Constitutionally considered a U.S. territory since 1898, the island of four million U.S. citizens remains under the sovereignty of the federal government. It receives some of the benefits endowed upon the 50 sovereign states and is subject to most federal laws.
But Puerto Rico has no voting representative in Congress and its citizens are not allowed to vote in federal elections (although they can vote in presidential primaries).
Constitutional law expert Christina Duffy Burnett, associate professor at Columbia Law School, outlined the options available to Puerto Rico: independence, statehood, or “enhanced commonwealth,” a status somewhere in between the two.

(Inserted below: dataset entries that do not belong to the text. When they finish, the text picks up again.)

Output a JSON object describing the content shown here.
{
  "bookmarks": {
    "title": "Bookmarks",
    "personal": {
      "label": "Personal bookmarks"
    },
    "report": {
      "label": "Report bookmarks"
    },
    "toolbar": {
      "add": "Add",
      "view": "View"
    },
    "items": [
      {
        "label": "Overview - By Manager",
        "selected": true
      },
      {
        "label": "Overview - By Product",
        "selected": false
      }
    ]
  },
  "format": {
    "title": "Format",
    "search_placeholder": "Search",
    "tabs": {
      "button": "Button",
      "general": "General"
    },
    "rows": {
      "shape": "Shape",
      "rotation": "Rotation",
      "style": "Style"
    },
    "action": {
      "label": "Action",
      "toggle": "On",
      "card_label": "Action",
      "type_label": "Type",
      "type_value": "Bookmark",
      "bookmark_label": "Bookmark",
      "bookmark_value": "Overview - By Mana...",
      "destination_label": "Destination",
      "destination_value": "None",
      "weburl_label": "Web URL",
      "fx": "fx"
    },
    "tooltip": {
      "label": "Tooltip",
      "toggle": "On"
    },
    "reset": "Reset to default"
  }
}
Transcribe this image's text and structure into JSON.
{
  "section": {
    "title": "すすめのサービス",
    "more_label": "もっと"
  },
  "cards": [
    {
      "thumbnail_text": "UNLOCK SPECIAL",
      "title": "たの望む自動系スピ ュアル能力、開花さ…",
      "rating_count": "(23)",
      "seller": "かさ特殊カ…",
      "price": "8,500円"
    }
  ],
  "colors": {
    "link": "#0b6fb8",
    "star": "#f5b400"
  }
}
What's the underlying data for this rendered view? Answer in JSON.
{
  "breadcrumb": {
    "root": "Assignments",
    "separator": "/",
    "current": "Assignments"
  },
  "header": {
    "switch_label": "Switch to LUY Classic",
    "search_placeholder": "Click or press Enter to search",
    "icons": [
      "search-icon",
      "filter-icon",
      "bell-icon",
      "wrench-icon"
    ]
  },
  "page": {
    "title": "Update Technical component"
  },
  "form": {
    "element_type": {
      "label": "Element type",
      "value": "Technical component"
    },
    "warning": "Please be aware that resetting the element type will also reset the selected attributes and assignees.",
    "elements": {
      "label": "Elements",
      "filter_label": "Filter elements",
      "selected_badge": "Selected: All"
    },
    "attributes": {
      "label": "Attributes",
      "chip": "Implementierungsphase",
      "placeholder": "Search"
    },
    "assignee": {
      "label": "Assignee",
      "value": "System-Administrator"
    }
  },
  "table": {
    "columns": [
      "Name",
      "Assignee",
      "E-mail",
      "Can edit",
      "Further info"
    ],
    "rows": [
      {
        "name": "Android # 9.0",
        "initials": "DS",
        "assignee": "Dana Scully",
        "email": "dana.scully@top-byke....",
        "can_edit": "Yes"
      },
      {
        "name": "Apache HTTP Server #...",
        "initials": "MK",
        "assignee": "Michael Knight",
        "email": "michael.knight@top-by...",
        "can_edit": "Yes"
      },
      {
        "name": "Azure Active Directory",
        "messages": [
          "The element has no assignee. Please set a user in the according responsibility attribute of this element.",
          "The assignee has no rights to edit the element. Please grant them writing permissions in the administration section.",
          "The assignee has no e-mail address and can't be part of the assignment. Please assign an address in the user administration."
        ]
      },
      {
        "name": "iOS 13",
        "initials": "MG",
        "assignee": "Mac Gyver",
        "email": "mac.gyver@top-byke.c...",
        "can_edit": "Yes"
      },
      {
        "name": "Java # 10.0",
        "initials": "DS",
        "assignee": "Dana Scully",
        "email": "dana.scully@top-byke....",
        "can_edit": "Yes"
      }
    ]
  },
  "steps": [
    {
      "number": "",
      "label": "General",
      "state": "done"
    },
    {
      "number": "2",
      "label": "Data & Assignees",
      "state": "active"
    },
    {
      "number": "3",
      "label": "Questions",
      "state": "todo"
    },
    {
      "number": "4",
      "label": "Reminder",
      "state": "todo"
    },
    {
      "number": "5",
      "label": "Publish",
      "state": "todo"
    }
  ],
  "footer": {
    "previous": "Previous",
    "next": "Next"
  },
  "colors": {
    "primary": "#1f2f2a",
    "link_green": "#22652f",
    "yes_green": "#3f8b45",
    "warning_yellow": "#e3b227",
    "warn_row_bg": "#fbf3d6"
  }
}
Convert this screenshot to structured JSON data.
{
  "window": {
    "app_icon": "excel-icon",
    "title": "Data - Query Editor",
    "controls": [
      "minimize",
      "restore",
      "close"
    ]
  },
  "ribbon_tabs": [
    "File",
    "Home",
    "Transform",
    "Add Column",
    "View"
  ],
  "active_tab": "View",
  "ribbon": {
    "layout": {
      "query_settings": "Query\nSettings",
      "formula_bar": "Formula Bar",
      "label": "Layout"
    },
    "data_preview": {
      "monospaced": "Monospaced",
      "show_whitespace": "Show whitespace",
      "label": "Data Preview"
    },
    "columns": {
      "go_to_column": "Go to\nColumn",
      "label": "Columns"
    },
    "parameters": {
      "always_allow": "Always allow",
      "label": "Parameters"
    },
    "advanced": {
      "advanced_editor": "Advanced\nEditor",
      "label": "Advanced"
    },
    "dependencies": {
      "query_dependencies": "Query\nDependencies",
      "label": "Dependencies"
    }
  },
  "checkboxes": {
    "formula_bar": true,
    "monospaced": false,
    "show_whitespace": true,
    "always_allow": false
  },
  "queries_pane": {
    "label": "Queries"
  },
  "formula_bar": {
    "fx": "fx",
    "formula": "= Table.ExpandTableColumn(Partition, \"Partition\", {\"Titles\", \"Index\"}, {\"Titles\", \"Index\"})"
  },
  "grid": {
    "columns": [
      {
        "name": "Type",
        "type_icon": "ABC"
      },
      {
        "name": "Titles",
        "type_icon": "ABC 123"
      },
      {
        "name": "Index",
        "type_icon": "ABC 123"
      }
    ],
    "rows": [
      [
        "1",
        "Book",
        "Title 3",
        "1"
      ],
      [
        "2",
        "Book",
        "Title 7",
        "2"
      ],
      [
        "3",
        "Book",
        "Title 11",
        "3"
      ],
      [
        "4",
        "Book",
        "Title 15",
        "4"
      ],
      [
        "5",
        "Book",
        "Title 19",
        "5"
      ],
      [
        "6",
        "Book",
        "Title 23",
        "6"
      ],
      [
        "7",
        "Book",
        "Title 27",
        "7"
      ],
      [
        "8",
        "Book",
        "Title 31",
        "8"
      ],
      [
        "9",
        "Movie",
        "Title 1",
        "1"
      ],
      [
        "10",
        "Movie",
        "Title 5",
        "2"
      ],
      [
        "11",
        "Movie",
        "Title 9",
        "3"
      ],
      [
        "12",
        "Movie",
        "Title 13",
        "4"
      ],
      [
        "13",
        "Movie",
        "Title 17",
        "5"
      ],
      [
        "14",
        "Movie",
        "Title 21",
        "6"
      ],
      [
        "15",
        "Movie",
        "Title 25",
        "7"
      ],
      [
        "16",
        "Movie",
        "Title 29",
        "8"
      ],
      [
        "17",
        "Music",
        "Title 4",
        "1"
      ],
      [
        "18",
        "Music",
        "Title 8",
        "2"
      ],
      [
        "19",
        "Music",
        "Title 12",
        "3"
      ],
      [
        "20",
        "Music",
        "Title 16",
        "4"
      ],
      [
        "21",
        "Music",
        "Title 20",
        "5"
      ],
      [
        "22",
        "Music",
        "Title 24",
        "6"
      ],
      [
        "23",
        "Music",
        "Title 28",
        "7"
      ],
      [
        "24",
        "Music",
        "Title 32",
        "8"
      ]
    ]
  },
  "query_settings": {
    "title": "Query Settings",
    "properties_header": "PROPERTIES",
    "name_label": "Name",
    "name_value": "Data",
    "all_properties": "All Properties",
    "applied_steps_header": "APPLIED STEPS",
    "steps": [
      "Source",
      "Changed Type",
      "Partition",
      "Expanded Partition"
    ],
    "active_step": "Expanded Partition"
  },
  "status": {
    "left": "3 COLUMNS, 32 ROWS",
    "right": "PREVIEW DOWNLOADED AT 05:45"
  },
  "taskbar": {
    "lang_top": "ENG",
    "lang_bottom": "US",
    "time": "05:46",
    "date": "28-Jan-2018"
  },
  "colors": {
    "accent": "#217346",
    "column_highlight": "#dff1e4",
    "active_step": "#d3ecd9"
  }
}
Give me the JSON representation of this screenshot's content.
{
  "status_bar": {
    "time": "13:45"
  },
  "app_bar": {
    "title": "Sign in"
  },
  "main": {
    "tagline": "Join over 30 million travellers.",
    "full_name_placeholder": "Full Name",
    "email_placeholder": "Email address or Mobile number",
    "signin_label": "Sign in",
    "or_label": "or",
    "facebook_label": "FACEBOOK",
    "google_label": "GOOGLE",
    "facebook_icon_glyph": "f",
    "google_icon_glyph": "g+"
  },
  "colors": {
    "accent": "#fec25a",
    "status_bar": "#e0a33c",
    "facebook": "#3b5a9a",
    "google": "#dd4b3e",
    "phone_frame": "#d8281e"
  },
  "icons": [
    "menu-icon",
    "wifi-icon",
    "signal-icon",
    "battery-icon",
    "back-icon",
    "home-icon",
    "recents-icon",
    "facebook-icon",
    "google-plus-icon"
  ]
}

Enhanced Commonwealth (EC) status, she said, would allow Puerto Rico to strengthen its union with the U.S. while still maintaining a sense of self-determination. Proposals for an EC include:
• guaranteed U.S. citizenship and guaranteed federal funding on programs for education, health care, veterans and other areas;
• separate membership in the U.N. for Puerto Rico;
• power to enter into treaties with other nations;
• the right to nullify certain, but not all, U.S. laws within its own territory.
Duffy said that the people of Puerto Rico have voted for commonwealth status on at least two occasions, but that the congress has “basically ignored them.” What must be done, Duffy said, is to decide whether a constitutional basis exists for creating an EC.
Pataki, however, said no such constitutional basis exists; therefore presenting the people of Puerto Rico with such an “invalid option” was misleading.
“The odds of a U.S. Congress ever passing a law—and a president signing a law—that allows a part of this country to form treaties, or to join the U.N., is about zero,” said Pataki, who was instrumental in stopping U.S. military weapons testing on the island.
The true choice is whether you are going to be a territory dependent on those people in Washington who you are not able to vote for, or are you going to become a state?”
The forum was sponsored by the Center for Puerto Rico Equality & Advancement and Fordham Law School.